-- PROVIDED DATA follows --

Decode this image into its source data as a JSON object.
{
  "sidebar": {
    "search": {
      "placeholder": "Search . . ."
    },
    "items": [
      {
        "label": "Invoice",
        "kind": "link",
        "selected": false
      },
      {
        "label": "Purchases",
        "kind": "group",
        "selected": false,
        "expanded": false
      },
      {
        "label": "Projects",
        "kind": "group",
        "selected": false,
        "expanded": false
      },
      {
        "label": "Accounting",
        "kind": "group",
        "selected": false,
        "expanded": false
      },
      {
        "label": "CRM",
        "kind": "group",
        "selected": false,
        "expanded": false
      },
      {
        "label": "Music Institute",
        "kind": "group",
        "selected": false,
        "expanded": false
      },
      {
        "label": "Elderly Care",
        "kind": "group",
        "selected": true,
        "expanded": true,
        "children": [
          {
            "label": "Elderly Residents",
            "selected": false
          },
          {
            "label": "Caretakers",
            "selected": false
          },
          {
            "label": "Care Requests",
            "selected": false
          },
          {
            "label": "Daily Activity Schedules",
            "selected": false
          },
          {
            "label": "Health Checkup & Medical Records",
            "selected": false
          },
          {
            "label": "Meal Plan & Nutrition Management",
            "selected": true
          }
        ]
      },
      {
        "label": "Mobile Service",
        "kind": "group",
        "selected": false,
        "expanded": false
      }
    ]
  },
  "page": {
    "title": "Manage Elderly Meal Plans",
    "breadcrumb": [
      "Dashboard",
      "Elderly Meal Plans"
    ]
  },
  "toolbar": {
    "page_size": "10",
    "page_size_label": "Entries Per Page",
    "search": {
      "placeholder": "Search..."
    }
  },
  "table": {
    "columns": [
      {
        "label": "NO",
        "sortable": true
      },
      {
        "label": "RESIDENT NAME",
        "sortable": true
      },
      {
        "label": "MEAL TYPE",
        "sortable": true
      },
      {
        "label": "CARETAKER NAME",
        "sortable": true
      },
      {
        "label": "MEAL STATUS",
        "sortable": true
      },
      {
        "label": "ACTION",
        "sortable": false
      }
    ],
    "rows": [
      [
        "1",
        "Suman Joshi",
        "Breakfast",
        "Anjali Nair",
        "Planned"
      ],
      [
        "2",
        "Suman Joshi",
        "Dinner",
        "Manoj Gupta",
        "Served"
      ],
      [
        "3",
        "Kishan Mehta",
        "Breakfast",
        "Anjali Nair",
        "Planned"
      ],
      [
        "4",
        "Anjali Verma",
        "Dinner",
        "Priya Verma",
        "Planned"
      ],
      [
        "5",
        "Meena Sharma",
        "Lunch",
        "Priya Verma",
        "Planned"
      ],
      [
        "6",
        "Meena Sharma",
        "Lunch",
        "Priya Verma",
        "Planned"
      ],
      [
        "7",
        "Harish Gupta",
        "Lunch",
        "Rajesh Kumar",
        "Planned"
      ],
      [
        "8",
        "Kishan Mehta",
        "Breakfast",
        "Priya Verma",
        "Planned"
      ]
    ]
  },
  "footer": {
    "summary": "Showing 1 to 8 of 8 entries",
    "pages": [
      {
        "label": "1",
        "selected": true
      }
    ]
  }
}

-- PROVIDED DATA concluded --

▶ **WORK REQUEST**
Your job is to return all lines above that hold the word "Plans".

▶ **TASK SOLUTION**
    "title": "Manage Elderly Meal Plans",
      "Elderly Meal Plans"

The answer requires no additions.